▶ Goal of the exercise:
Keep only the lines of the data below that contain "views", and copy them.

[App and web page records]
+===+

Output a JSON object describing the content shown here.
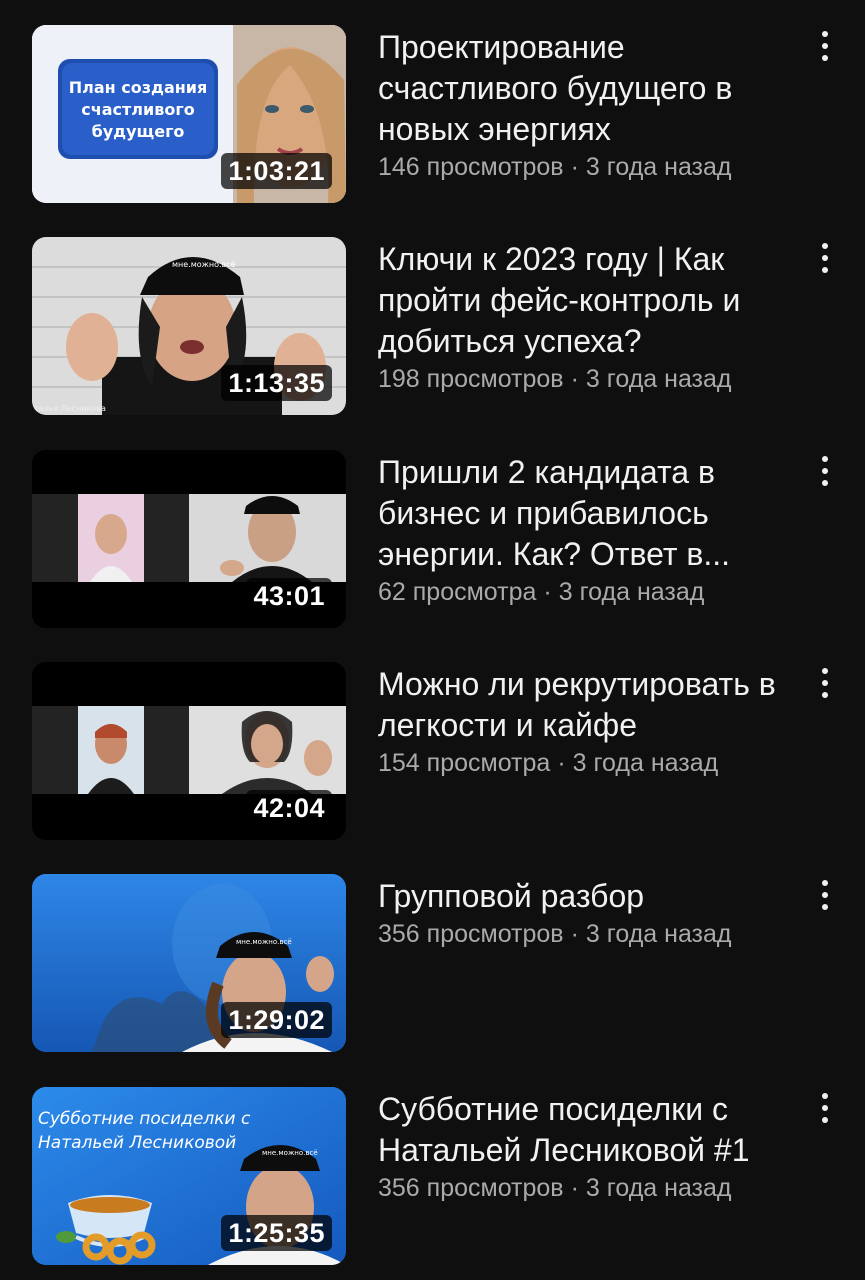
{
  "videos": [
    {
      "title": "Проектирование счастливого будущего в новых энергиях",
      "views": "146 просмотров",
      "age": "3 года назад",
      "duration": "1:03:21",
      "thumb_text": "План создания счастливого будущего"
    },
    {
      "title": "Ключи к 2023 году | Как пройти фейс-контроль и добиться успеха?",
      "views": "198 просмотров",
      "age": "3 года назад",
      "duration": "1:13:35",
      "thumb_text": "талья Лесникова"
    },
    {
      "title": "Пришли 2 кандидата в бизнес и прибавилось энергии. Как? Ответ в...",
      "views": "62 просмотра",
      "age": "3 года назад",
      "duration": "43:01"
    },
    {
      "title": "Можно ли рекрутировать в легкости и кайфе",
      "views": "154 просмотра",
      "age": "3 года назад",
      "duration": "42:04"
    },
    {
      "title": "Групповой разбор",
      "views": "356 просмотров",
      "age": "3 года назад",
      "duration": "1:29:02"
    },
    {
      "title": "Субботние посиделки с Натальей Лесниковой #1",
      "views": "356 просмотров",
      "age": "3 года назад",
      "duration": "1:25:35",
      "thumb_text": "Субботние посиделки с Натальей Лесниковой"
    }
  ],
  "separator": "·",
  "icons": {
    "more": "more-vert-icon"
  },
  "colors": {
    "background": "#0f0f0f",
    "title": "#f1f1f1",
    "meta": "#aaaaaa"
  }
}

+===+

▶ Answer space:
      "views": "146 просмотров",
      "views": "198 просмотров",
      "views": "62 просмотра",
      "views": "154 просмотра",
      "views": "356 просмотров",
      "views": "356 просмотров",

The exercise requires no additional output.